* Your objective *
Pictures aside, each entry has to be returned exactly as it stands.

(Dataset rows describing interfaces)
Content starts
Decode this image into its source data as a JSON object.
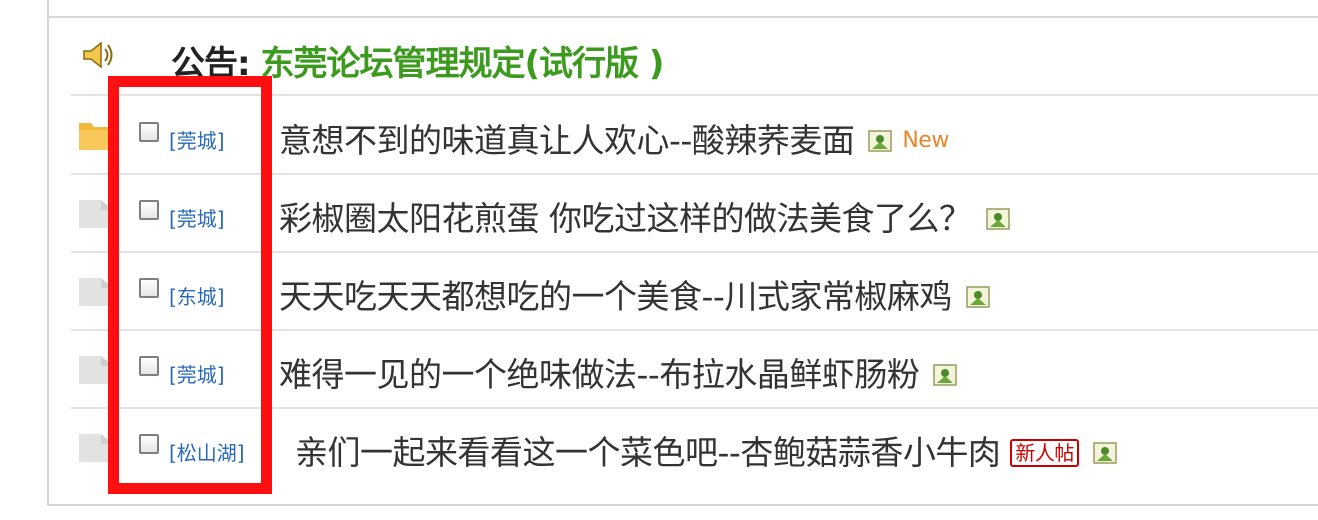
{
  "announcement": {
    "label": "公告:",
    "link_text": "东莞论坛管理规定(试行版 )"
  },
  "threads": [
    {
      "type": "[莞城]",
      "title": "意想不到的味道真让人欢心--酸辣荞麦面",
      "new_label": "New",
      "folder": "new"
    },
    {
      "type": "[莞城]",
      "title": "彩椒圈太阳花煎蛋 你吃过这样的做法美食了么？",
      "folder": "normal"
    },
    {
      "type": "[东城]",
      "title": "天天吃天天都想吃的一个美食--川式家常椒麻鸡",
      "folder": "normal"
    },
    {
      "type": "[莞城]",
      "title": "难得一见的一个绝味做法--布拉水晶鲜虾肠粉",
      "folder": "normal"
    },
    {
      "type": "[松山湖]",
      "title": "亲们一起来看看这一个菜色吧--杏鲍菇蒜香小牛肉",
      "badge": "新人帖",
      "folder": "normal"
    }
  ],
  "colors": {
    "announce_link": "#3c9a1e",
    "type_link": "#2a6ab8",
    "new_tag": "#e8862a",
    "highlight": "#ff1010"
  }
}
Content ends
* Solution for this problem *
Decode this image into its source data as a JSON object.
{
  "announcement": {
    "label": "公告:",
    "link_text": "东莞论坛管理规定(试行版 )"
  },
  "threads": [
    {
      "type": "[莞城]",
      "title": "意想不到的味道真让人欢心--酸辣荞麦面",
      "new_label": "New",
      "folder": "new"
    },
    {
      "type": "[莞城]",
      "title": "彩椒圈太阳花煎蛋 你吃过这样的做法美食了么？",
      "folder": "normal"
    },
    {
      "type": "[东城]",
      "title": "天天吃天天都想吃的一个美食--川式家常椒麻鸡",
      "folder": "normal"
    },
    {
      "type": "[莞城]",
      "title": "难得一见的一个绝味做法--布拉水晶鲜虾肠粉",
      "folder": "normal"
    },
    {
      "type": "[松山湖]",
      "title": "亲们一起来看看这一个菜色吧--杏鲍菇蒜香小牛肉",
      "badge": "新人帖",
      "folder": "normal"
    }
  ],
  "colors": {
    "announce_link": "#3c9a1e",
    "type_link": "#2a6ab8",
    "new_tag": "#e8862a",
    "highlight": "#ff1010"
  }
}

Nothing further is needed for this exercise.